**TASK ITEM**
Output all of the records exactly, word for word.
== DATA
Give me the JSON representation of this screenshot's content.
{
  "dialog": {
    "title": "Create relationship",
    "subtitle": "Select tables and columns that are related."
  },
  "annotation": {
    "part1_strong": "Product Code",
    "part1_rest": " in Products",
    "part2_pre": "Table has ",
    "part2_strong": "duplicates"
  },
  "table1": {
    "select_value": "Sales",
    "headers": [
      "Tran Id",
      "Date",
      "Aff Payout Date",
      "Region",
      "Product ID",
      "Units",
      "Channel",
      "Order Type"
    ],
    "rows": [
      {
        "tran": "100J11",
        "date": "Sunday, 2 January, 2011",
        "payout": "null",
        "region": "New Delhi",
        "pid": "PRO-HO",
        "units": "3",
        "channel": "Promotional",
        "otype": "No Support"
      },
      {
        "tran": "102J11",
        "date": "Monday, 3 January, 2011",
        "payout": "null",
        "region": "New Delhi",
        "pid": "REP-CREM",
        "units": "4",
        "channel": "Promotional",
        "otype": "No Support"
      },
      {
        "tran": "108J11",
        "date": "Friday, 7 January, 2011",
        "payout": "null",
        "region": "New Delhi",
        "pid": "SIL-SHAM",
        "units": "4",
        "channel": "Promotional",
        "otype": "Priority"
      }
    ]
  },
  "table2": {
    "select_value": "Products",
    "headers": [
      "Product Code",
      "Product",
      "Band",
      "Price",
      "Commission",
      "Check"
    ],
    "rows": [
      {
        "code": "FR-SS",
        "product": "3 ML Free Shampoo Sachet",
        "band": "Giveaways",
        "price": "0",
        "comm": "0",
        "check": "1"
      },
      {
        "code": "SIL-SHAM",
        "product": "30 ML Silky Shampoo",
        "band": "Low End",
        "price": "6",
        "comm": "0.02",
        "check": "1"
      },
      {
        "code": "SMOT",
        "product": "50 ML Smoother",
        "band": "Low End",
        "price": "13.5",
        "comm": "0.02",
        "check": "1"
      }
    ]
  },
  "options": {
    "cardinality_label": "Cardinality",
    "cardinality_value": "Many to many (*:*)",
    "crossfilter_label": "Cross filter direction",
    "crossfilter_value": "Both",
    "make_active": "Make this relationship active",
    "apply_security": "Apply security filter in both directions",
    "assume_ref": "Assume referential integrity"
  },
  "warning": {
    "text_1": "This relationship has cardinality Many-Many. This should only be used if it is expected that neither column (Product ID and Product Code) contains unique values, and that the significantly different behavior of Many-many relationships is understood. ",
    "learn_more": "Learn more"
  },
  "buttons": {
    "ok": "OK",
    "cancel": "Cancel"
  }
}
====
**EXERCISE RESPONSE**
Give me the JSON representation of this screenshot's content.
{
  "dialog": {
    "title": "Create relationship",
    "subtitle": "Select tables and columns that are related."
  },
  "annotation": {
    "part1_strong": "Product Code",
    "part1_rest": " in Products",
    "part2_pre": "Table has ",
    "part2_strong": "duplicates"
  },
  "table1": {
    "select_value": "Sales",
    "headers": [
      "Tran Id",
      "Date",
      "Aff Payout Date",
      "Region",
      "Product ID",
      "Units",
      "Channel",
      "Order Type"
    ],
    "rows": [
      {
        "tran": "100J11",
        "date": "Sunday, 2 January, 2011",
        "payout": "null",
        "region": "New Delhi",
        "pid": "PRO-HO",
        "units": "3",
        "channel": "Promotional",
        "otype": "No Support"
      },
      {
        "tran": "102J11",
        "date": "Monday, 3 January, 2011",
        "payout": "null",
        "region": "New Delhi",
        "pid": "REP-CREM",
        "units": "4",
        "channel": "Promotional",
        "otype": "No Support"
      },
      {
        "tran": "108J11",
        "date": "Friday, 7 January, 2011",
        "payout": "null",
        "region": "New Delhi",
        "pid": "SIL-SHAM",
        "units": "4",
        "channel": "Promotional",
        "otype": "Priority"
      }
    ]
  },
  "table2": {
    "select_value": "Products",
    "headers": [
      "Product Code",
      "Product",
      "Band",
      "Price",
      "Commission",
      "Check"
    ],
    "rows": [
      {
        "code": "FR-SS",
        "product": "3 ML Free Shampoo Sachet",
        "band": "Giveaways",
        "price": "0",
        "comm": "0",
        "check": "1"
      },
      {
        "code": "SIL-SHAM",
        "product": "30 ML Silky Shampoo",
        "band": "Low End",
        "price": "6",
        "comm": "0.02",
        "check": "1"
      },
      {
        "code": "SMOT",
        "product": "50 ML Smoother",
        "band": "Low End",
        "price": "13.5",
        "comm": "0.02",
        "check": "1"
      }
    ]
  },
  "options": {
    "cardinality_label": "Cardinality",
    "cardinality_value": "Many to many (*:*)",
    "crossfilter_label": "Cross filter direction",
    "crossfilter_value": "Both",
    "make_active": "Make this relationship active",
    "apply_security": "Apply security filter in both directions",
    "assume_ref": "Assume referential integrity"
  },
  "warning": {
    "text_1": "This relationship has cardinality Many-Many. This should only be used if it is expected that neither column (Product ID and Product Code) contains unique values, and that the significantly different behavior of Many-many relationships is understood. ",
    "learn_more": "Learn more"
  },
  "buttons": {
    "ok": "OK",
    "cancel": "Cancel"
  }
}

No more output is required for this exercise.